§ **Requirement**: Which lines below contain "String"? Pull them out.

• • • • •

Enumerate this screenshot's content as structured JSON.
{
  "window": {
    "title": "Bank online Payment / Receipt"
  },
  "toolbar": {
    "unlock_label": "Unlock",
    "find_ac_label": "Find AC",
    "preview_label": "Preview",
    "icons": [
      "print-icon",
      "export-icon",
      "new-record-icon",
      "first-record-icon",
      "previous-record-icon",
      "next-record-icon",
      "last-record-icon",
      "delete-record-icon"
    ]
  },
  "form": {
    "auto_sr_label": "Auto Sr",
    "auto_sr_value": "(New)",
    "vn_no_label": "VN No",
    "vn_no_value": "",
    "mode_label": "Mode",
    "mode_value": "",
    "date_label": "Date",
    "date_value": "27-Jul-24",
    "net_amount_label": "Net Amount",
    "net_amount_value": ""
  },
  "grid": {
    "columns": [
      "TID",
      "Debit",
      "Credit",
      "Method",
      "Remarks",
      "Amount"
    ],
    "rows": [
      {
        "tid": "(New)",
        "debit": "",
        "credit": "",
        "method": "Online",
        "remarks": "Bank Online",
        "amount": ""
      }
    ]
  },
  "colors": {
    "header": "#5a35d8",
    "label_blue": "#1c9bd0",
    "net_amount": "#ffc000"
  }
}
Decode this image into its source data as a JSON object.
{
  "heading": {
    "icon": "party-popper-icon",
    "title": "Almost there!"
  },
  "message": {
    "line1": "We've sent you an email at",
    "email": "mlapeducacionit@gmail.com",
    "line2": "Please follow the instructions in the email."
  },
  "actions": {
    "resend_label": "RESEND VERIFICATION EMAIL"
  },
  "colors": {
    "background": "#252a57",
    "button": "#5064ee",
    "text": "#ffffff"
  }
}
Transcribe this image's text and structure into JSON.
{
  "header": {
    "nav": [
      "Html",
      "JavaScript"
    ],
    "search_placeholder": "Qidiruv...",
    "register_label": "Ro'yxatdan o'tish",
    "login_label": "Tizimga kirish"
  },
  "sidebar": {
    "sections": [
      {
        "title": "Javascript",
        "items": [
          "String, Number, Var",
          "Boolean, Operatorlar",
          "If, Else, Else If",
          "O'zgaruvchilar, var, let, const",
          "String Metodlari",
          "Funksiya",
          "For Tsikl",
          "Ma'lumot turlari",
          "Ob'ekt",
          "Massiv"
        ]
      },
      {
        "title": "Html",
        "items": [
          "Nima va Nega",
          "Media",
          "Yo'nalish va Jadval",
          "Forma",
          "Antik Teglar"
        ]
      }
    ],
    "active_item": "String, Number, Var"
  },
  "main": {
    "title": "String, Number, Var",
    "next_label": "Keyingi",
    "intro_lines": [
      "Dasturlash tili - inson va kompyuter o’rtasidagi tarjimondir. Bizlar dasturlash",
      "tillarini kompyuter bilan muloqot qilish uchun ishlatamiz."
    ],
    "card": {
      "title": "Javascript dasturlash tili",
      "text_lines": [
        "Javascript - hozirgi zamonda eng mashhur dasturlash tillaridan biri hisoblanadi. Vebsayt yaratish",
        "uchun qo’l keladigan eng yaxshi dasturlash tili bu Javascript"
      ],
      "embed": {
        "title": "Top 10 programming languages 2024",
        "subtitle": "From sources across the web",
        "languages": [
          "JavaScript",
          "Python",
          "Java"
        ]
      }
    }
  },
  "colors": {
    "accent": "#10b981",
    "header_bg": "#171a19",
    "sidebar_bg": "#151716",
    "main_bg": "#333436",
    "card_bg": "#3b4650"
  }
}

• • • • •

§ **Response below**:
          "String, Number, Var",
          "String Metodlari",
    "active_item": "String, Number, Var"
    "title": "String, Number, Var",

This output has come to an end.